About this task
What lines in the following entries hold the word "amiga"? Copy each one.

Dataset rows for apps and sites
========

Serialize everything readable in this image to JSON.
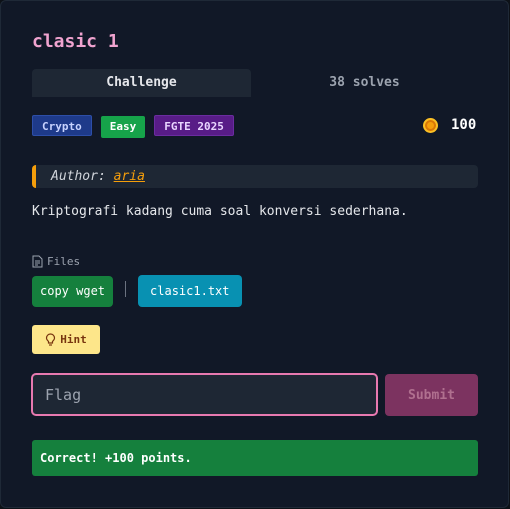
{
  "challenge": {
    "title": "clasic 1",
    "tabs": {
      "challenge": "Challenge",
      "solves": "38 solves"
    },
    "badges": {
      "category": "Crypto",
      "difficulty": "Easy",
      "event": "FGTE 2025"
    },
    "points": "100",
    "author_prefix": "Author:",
    "author_name": "aria",
    "description": "Kriptografi kadang cuma soal konversi sederhana.",
    "files_label": "Files",
    "copy_wget_label": "copy wget",
    "file_name": "clasic1.txt",
    "hint_label": "Hint",
    "flag_placeholder": "Flag",
    "submit_label": "Submit",
    "result_message": "Correct! +100 points."
  },
  "colors": {
    "title": "#f0a3cf",
    "accent_pink": "#e879b0",
    "success_green": "#15803d",
    "file_blue": "#0891b2",
    "coin": "#f59e0b"
  },
  "icons": {
    "points": "coin-icon",
    "files": "file-icon",
    "hint": "lightbulb-icon"
  }
}
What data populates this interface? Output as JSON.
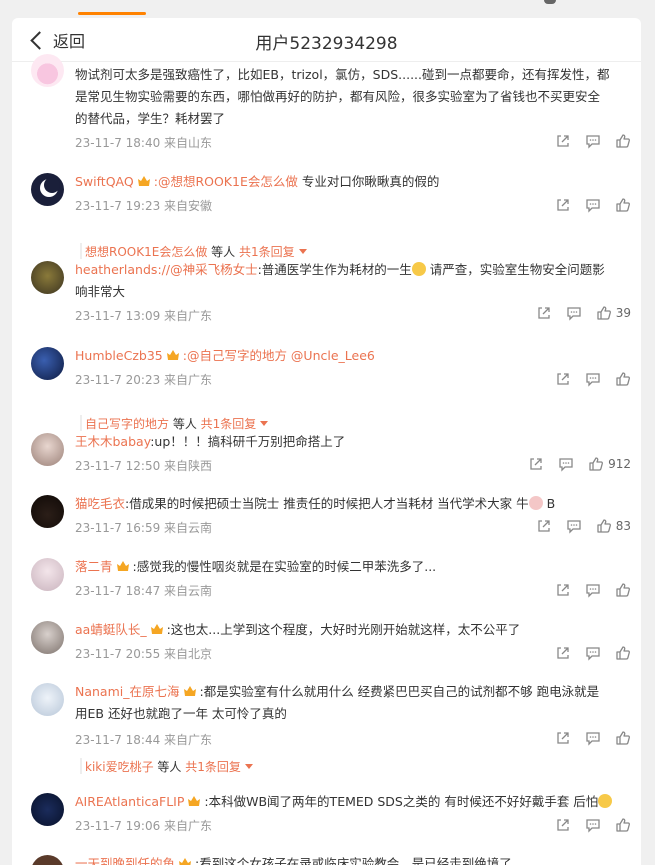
{
  "header": {
    "back_label": "返回",
    "title": "用户5232934298"
  },
  "comments": [
    {
      "line1": "物试剂可太多是强致癌性了，比如EB，trizol，氯仿，SDS......碰到一点都要命，还有挥发性，都",
      "line2": "是常见生物实验需要的东西，哪怕做再好的防护，都有风险，很多实验室为了省钱也不买更安全",
      "line3": "的替代品，学生？耗材罢了",
      "time": "23-11-7 18:40 来自山东",
      "likes": ""
    },
    {
      "name": "SwiftQAQ",
      "text_mention": ":@想想ROOK1E会怎么做",
      "text": " 专业对口你瞅瞅真的假的",
      "time": "23-11-7 19:23 来自安徽",
      "likes": "",
      "reply_name": "想想ROOK1E会怎么做",
      "reply_mid": " 等人 ",
      "reply_link": "共1条回复"
    },
    {
      "name": "heatherlands",
      "text_mention": "://@神采飞杨女士",
      "text": ":普通医学生作为耗材的一生",
      "text_tail": " 请严查，实验室生物安全问题影",
      "line2": "响非常大",
      "time": "23-11-7 13:09 来自广东",
      "likes": "39"
    },
    {
      "name": "HumbleCzb35",
      "text_mention": ":@自己写字的地方 @Uncle_Lee6",
      "time": "23-11-7 20:23 来自广东",
      "likes": "",
      "reply_name": "自己写字的地方",
      "reply_mid": " 等人 ",
      "reply_link": "共1条回复"
    },
    {
      "name": "王木木babay",
      "text": ":up！！！搞科研千万别把命搭上了",
      "time": "23-11-7 12:50 来自陕西",
      "likes": "912"
    },
    {
      "name": "猫吃毛衣",
      "text": ":借成果的时候把硕士当院士 推责任的时候把人才当耗材 当代学术大家  牛",
      "text_tail": " B",
      "time": "23-11-7 16:59 来自云南",
      "likes": "83"
    },
    {
      "name": "落二青",
      "text": ":感觉我的慢性咽炎就是在实验室的时候二甲苯洗多了...",
      "time": "23-11-7 18:47 来自云南",
      "likes": ""
    },
    {
      "name": "aa蜻蜓队长_",
      "text": ":这也太...上学到这个程度，大好时光刚开始就这样，太不公平了",
      "time": "23-11-7 20:55 来自北京",
      "likes": ""
    },
    {
      "name": "Nanami_在原七海",
      "text": ":都是实验室有什么就用什么 经费紧巴巴买自己的试剂都不够 跑电泳就是",
      "line2": "用EB 还好也就跑了一年 太可怜了真的",
      "time": "23-11-7 18:44 来自广东",
      "likes": "",
      "reply_name": "kiki爱吃桃子",
      "reply_mid": " 等人 ",
      "reply_link": "共1条回复"
    },
    {
      "name": "AIREAtlanticaFLIP",
      "text": ":本科做WB闻了两年的TEMED SDS之类的 有时候还不好好戴手套 后怕",
      "time": "23-11-7 19:06 来自广东",
      "likes": ""
    },
    {
      "name": "一天到晚到任的鱼",
      "text": ":看到这个女孩子在录或临床实验教会，是已经走到绝境了",
      "time": "",
      "likes": ""
    }
  ],
  "icons": [
    "share-icon",
    "comment-icon",
    "like-icon",
    "back-chevron-icon",
    "crown-badge-icon"
  ],
  "colors": {
    "accent": "#ff8200",
    "username": "#eb7350",
    "meta": "#999999",
    "background": "#f0f0f0"
  }
}
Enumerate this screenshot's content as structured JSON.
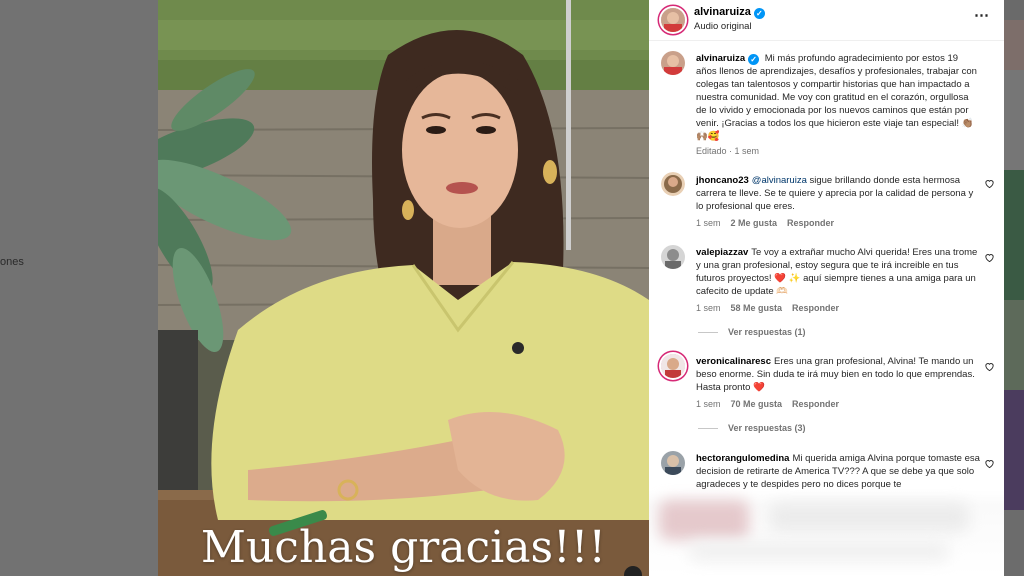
{
  "backdrop": {
    "partial_text": "ones"
  },
  "post": {
    "username": "alvinaruiza",
    "audio": "Audio original",
    "caption_text": "Mi más profundo agradecimiento por estos 19 años llenos de aprendizajes, desafíos y profesionales, trabajar con colegas tan talentosos y compartir historias que han impactado a nuestra comunidad. Me voy con gratitud en el corazón, orgullosa de lo vivido y emocionada por los nuevos caminos que están por venir. ¡Gracias a todos los que hicieron este viaje tan especial! 👏🏽🙌🏽🥰",
    "caption_meta": "Editado · 1 sem",
    "video_overlay_text": "Muchas gracias!!!",
    "more_icon": "⋯"
  },
  "comments": [
    {
      "username": "jhoncano23",
      "mention": "@alvinaruiza",
      "text": " sigue brillando donde esta hermosa carrera te lleve. Se te quiere y aprecia por la calidad de persona y lo profesional que eres.",
      "time": "1 sem",
      "likes": "2 Me gusta",
      "reply": "Responder"
    },
    {
      "username": "valepiazzav",
      "text": "Te voy a extrañar mucho Alvi querida! Eres una trome y una gran profesional, estoy segura que te irá increible en tus futuros proyectos! ❤️ ✨ aquí siempre tienes a una amiga para un cafecito de update 🫶🏻",
      "time": "1 sem",
      "likes": "58 Me gusta",
      "reply": "Responder",
      "view_replies": "Ver respuestas (1)"
    },
    {
      "username": "veronicalinaresc",
      "text": "Eres una gran profesional, Alvina! Te mando un beso enorme. Sin duda te irá muy bien en todo lo que emprendas. Hasta pronto ❤️",
      "time": "1 sem",
      "likes": "70 Me gusta",
      "reply": "Responder",
      "view_replies": "Ver respuestas (3)"
    },
    {
      "username": "hectorangulomedina",
      "text": "Mi querida amiga Alvina porque tomaste esa decision de retirarte de America TV??? A que se debe ya que solo agradeces y te despides pero no dices porque te"
    }
  ],
  "colors": {
    "verified": "#0095f6",
    "link": "#00376b",
    "muted": "#737373",
    "story_ring": "#d62976"
  }
}
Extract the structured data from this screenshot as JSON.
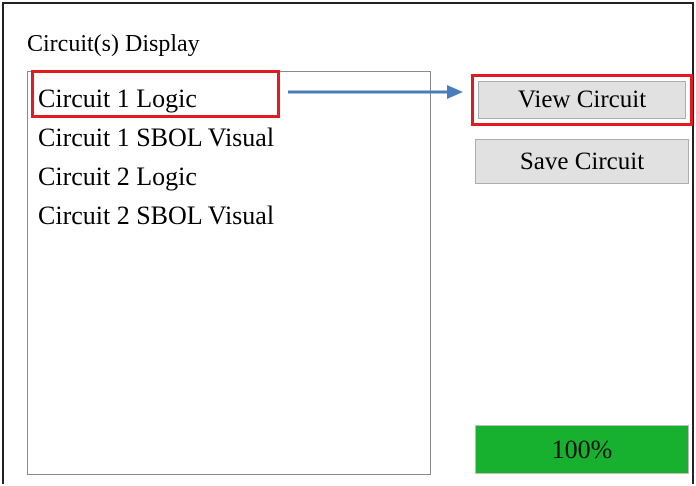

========

Answer section
      "text": "Te voy a extrañar mucho Alvi querida! Eres una trome y una gran profesional, estoy segura que te irá increible en tus futuros proyectos! ❤️ ✨ aquí siempre tienes a una amiga para un cafecito de update 🫶🏻",
      "text": "Mi querida amiga Alvina porque tomaste esa decision de retirarte de America TV??? A que se debe ya que solo agradeces y te despides pero no dices porque te"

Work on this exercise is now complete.